> [EXERCISE DIRECTIONS]: Restate the data word for word and leave the images out.

> [SUPPLIED DATA]:

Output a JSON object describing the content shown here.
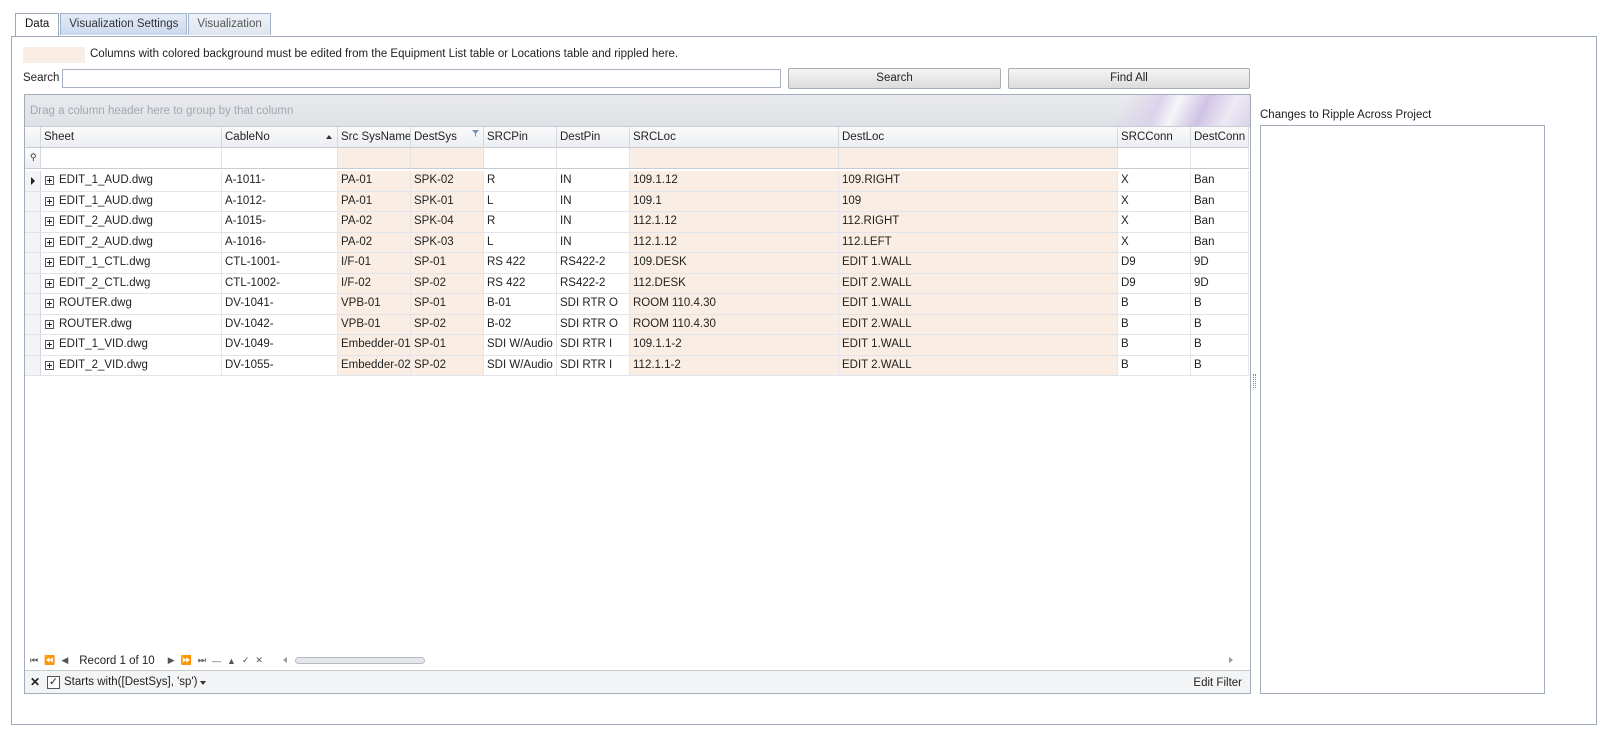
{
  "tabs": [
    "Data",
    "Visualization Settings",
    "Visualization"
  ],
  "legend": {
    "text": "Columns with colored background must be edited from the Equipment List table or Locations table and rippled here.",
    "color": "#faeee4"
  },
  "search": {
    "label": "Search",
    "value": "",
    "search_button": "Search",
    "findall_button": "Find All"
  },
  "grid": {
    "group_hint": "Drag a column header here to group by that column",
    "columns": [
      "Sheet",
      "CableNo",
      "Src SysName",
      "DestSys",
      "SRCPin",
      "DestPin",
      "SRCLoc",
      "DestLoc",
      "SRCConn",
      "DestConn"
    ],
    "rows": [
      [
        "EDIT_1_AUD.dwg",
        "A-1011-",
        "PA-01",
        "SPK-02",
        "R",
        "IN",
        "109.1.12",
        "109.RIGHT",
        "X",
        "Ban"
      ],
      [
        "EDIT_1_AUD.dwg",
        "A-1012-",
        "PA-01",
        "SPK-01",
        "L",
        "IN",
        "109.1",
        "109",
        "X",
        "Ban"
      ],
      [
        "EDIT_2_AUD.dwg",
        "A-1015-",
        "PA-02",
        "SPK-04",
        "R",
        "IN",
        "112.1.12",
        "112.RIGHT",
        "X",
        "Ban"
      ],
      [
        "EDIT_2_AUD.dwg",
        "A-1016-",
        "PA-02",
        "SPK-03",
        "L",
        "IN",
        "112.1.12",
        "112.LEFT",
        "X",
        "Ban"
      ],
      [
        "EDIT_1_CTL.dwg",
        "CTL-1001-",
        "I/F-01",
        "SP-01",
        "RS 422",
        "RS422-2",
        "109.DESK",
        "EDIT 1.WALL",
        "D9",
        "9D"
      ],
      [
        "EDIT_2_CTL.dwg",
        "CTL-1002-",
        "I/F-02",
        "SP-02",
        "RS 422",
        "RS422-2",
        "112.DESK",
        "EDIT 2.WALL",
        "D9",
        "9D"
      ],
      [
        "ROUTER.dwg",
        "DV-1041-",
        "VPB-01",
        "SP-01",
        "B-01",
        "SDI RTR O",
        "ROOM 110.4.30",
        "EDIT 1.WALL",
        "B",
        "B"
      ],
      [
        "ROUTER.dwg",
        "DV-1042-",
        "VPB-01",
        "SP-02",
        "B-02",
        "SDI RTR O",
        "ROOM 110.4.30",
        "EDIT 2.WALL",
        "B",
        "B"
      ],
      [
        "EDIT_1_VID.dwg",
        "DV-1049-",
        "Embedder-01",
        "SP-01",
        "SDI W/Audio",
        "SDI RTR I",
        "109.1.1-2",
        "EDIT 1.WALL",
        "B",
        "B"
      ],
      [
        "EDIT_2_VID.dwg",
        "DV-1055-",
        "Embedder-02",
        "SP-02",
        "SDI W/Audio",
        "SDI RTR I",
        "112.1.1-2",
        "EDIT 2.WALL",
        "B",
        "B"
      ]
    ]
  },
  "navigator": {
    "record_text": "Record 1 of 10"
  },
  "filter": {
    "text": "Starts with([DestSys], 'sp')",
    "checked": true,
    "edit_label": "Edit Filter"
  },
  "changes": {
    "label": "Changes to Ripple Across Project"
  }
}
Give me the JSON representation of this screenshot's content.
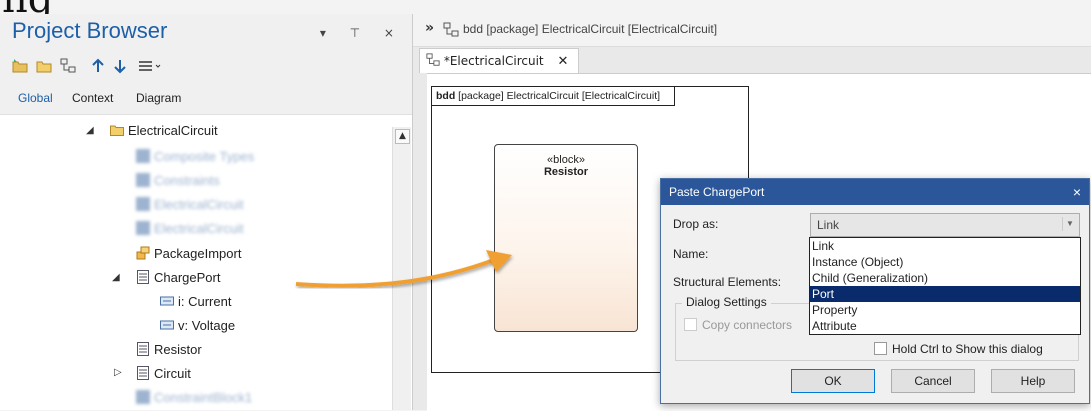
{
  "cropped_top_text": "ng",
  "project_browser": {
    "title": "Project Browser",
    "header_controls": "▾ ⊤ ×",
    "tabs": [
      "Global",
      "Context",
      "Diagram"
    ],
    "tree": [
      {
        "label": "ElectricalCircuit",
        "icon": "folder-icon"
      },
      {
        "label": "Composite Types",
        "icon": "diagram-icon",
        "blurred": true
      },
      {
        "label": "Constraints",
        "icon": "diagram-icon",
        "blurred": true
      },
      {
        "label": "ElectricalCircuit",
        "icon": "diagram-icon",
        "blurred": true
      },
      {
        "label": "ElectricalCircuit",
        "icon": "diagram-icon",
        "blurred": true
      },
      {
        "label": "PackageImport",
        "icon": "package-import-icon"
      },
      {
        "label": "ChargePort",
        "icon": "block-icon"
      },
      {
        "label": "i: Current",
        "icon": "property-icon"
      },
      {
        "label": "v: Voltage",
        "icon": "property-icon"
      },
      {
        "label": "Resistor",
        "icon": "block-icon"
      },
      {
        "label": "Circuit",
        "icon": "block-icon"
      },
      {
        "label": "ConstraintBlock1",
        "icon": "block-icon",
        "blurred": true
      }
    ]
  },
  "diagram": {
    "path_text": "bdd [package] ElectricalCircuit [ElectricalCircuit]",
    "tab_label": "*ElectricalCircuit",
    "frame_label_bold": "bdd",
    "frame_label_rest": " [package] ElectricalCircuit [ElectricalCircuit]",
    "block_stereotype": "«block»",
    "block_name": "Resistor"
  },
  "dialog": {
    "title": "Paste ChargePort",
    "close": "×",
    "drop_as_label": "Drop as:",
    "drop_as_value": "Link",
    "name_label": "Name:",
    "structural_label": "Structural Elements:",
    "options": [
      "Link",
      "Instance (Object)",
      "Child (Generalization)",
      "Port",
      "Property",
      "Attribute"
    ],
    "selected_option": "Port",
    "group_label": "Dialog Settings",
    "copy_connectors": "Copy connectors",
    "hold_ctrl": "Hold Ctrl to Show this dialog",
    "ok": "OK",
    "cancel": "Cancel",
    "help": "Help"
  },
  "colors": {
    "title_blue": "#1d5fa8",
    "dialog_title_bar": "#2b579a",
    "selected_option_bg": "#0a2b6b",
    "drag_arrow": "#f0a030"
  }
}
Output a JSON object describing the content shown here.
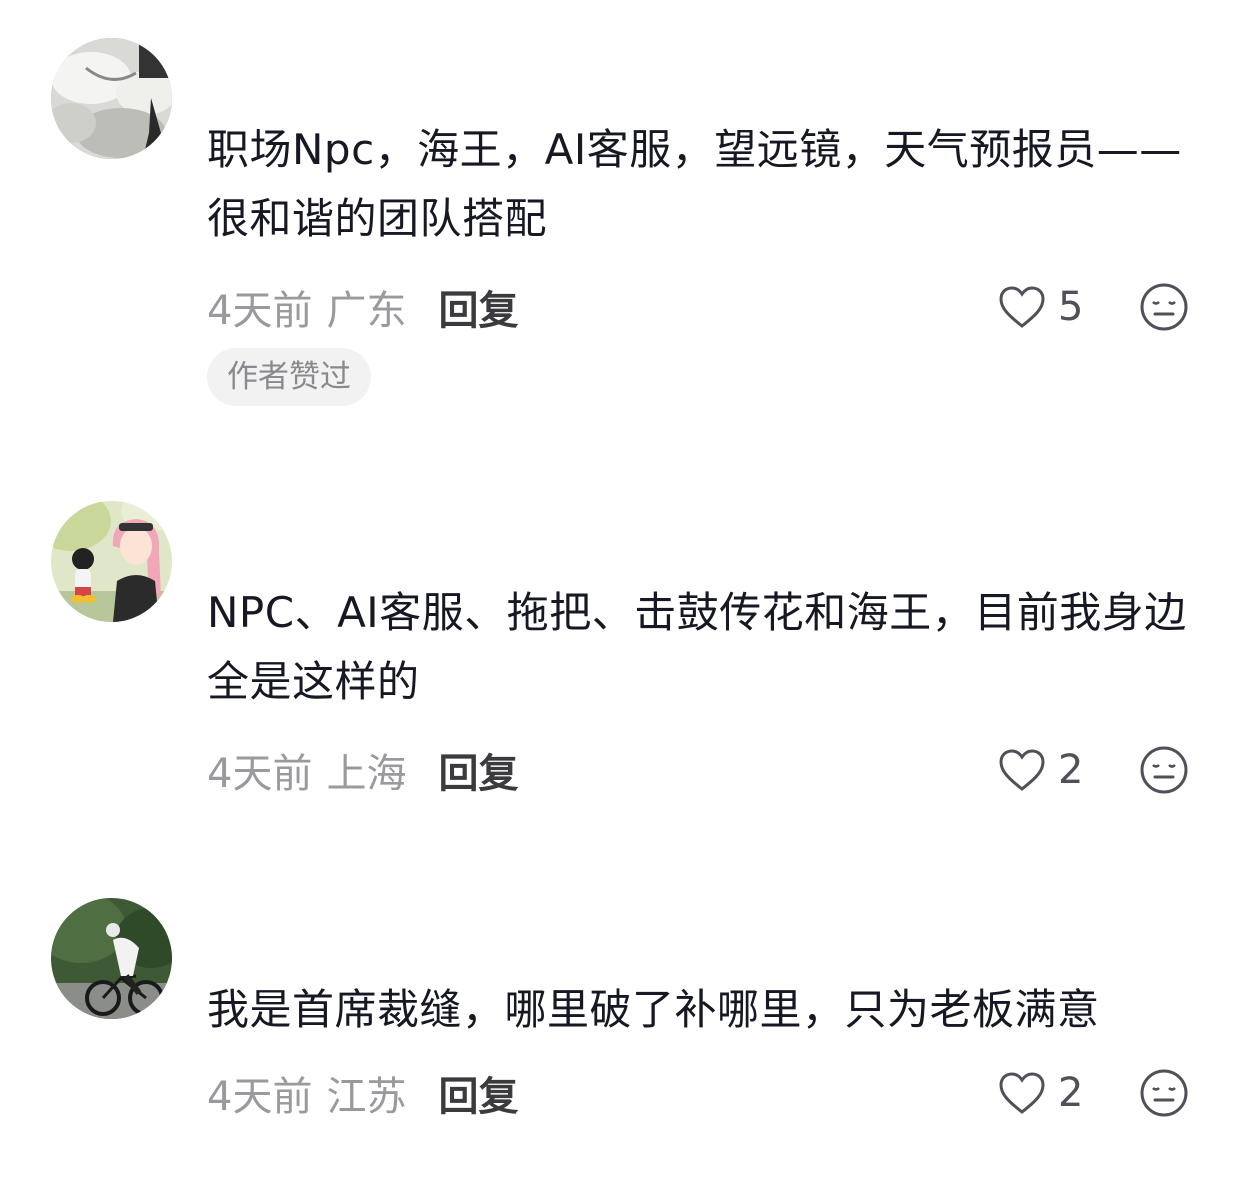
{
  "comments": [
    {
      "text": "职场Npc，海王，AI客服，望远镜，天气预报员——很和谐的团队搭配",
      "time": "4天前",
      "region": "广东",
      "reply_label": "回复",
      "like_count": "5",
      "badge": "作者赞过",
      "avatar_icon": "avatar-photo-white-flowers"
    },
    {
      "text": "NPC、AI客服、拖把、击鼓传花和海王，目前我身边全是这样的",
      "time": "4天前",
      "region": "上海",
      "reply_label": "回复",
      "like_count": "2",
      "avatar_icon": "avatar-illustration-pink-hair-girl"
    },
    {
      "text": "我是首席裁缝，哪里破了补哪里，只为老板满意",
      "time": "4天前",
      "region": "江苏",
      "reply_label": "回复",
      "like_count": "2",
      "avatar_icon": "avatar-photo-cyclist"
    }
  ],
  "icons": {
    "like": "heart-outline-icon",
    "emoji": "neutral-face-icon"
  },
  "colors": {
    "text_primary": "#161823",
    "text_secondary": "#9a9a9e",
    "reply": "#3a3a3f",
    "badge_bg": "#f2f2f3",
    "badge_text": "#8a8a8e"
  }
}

> [REPLY]:
Output a JSON object describing the content shown here.
{
  "tabs": [
    "Data",
    "Visualization Settings",
    "Visualization"
  ],
  "legend": {
    "text": "Columns with colored background must be edited from the Equipment List table or Locations table and rippled here.",
    "color": "#faeee4"
  },
  "search": {
    "label": "Search",
    "value": "",
    "search_button": "Search",
    "findall_button": "Find All"
  },
  "grid": {
    "group_hint": "Drag a column header here to group by that column",
    "columns": [
      "Sheet",
      "CableNo",
      "Src SysName",
      "DestSys",
      "SRCPin",
      "DestPin",
      "SRCLoc",
      "DestLoc",
      "SRCConn",
      "DestConn"
    ],
    "rows": [
      [
        "EDIT_1_AUD.dwg",
        "A-1011-",
        "PA-01",
        "SPK-02",
        "R",
        "IN",
        "109.1.12",
        "109.RIGHT",
        "X",
        "Ban"
      ],
      [
        "EDIT_1_AUD.dwg",
        "A-1012-",
        "PA-01",
        "SPK-01",
        "L",
        "IN",
        "109.1",
        "109",
        "X",
        "Ban"
      ],
      [
        "EDIT_2_AUD.dwg",
        "A-1015-",
        "PA-02",
        "SPK-04",
        "R",
        "IN",
        "112.1.12",
        "112.RIGHT",
        "X",
        "Ban"
      ],
      [
        "EDIT_2_AUD.dwg",
        "A-1016-",
        "PA-02",
        "SPK-03",
        "L",
        "IN",
        "112.1.12",
        "112.LEFT",
        "X",
        "Ban"
      ],
      [
        "EDIT_1_CTL.dwg",
        "CTL-1001-",
        "I/F-01",
        "SP-01",
        "RS 422",
        "RS422-2",
        "109.DESK",
        "EDIT 1.WALL",
        "D9",
        "9D"
      ],
      [
        "EDIT_2_CTL.dwg",
        "CTL-1002-",
        "I/F-02",
        "SP-02",
        "RS 422",
        "RS422-2",
        "112.DESK",
        "EDIT 2.WALL",
        "D9",
        "9D"
      ],
      [
        "ROUTER.dwg",
        "DV-1041-",
        "VPB-01",
        "SP-01",
        "B-01",
        "SDI RTR O",
        "ROOM 110.4.30",
        "EDIT 1.WALL",
        "B",
        "B"
      ],
      [
        "ROUTER.dwg",
        "DV-1042-",
        "VPB-01",
        "SP-02",
        "B-02",
        "SDI RTR O",
        "ROOM 110.4.30",
        "EDIT 2.WALL",
        "B",
        "B"
      ],
      [
        "EDIT_1_VID.dwg",
        "DV-1049-",
        "Embedder-01",
        "SP-01",
        "SDI W/Audio",
        "SDI RTR I",
        "109.1.1-2",
        "EDIT 1.WALL",
        "B",
        "B"
      ],
      [
        "EDIT_2_VID.dwg",
        "DV-1055-",
        "Embedder-02",
        "SP-02",
        "SDI W/Audio",
        "SDI RTR I",
        "112.1.1-2",
        "EDIT 2.WALL",
        "B",
        "B"
      ]
    ]
  },
  "navigator": {
    "record_text": "Record 1 of 10"
  },
  "filter": {
    "text": "Starts with([DestSys], 'sp')",
    "checked": true,
    "edit_label": "Edit Filter"
  },
  "changes": {
    "label": "Changes to Ripple Across Project"
  }
}
Give me the JSON representation of this screenshot's content.
{
  "cropped_top_text": "ng",
  "project_browser": {
    "title": "Project Browser",
    "header_controls": "▾ ⊤ ×",
    "tabs": [
      "Global",
      "Context",
      "Diagram"
    ],
    "tree": [
      {
        "label": "ElectricalCircuit",
        "icon": "folder-icon"
      },
      {
        "label": "Composite Types",
        "icon": "diagram-icon",
        "blurred": true
      },
      {
        "label": "Constraints",
        "icon": "diagram-icon",
        "blurred": true
      },
      {
        "label": "ElectricalCircuit",
        "icon": "diagram-icon",
        "blurred": true
      },
      {
        "label": "ElectricalCircuit",
        "icon": "diagram-icon",
        "blurred": true
      },
      {
        "label": "PackageImport",
        "icon": "package-import-icon"
      },
      {
        "label": "ChargePort",
        "icon": "block-icon"
      },
      {
        "label": "i: Current",
        "icon": "property-icon"
      },
      {
        "label": "v: Voltage",
        "icon": "property-icon"
      },
      {
        "label": "Resistor",
        "icon": "block-icon"
      },
      {
        "label": "Circuit",
        "icon": "block-icon"
      },
      {
        "label": "ConstraintBlock1",
        "icon": "block-icon",
        "blurred": true
      }
    ]
  },
  "diagram": {
    "path_text": "bdd [package] ElectricalCircuit [ElectricalCircuit]",
    "tab_label": "*ElectricalCircuit",
    "frame_label_bold": "bdd",
    "frame_label_rest": " [package] ElectricalCircuit [ElectricalCircuit]",
    "block_stereotype": "«block»",
    "block_name": "Resistor"
  },
  "dialog": {
    "title": "Paste ChargePort",
    "close": "×",
    "drop_as_label": "Drop as:",
    "drop_as_value": "Link",
    "name_label": "Name:",
    "structural_label": "Structural Elements:",
    "options": [
      "Link",
      "Instance (Object)",
      "Child (Generalization)",
      "Port",
      "Property",
      "Attribute"
    ],
    "selected_option": "Port",
    "group_label": "Dialog Settings",
    "copy_connectors": "Copy connectors",
    "hold_ctrl": "Hold Ctrl to Show this dialog",
    "ok": "OK",
    "cancel": "Cancel",
    "help": "Help"
  },
  "colors": {
    "title_blue": "#1d5fa8",
    "dialog_title_bar": "#2b579a",
    "selected_option_bg": "#0a2b6b",
    "drag_arrow": "#f0a030"
  }
}
Output a JSON object describing the content shown here.
{
  "comments": [
    {
      "text": "职场Npc，海王，AI客服，望远镜，天气预报员——很和谐的团队搭配",
      "time": "4天前",
      "region": "广东",
      "reply_label": "回复",
      "like_count": "5",
      "badge": "作者赞过",
      "avatar_icon": "avatar-photo-white-flowers"
    },
    {
      "text": "NPC、AI客服、拖把、击鼓传花和海王，目前我身边全是这样的",
      "time": "4天前",
      "region": "上海",
      "reply_label": "回复",
      "like_count": "2",
      "avatar_icon": "avatar-illustration-pink-hair-girl"
    },
    {
      "text": "我是首席裁缝，哪里破了补哪里，只为老板满意",
      "time": "4天前",
      "region": "江苏",
      "reply_label": "回复",
      "like_count": "2",
      "avatar_icon": "avatar-photo-cyclist"
    }
  ],
  "icons": {
    "like": "heart-outline-icon",
    "emoji": "neutral-face-icon"
  },
  "colors": {
    "text_primary": "#161823",
    "text_secondary": "#9a9a9e",
    "reply": "#3a3a3f",
    "badge_bg": "#f2f2f3",
    "badge_text": "#8a8a8e"
  }
}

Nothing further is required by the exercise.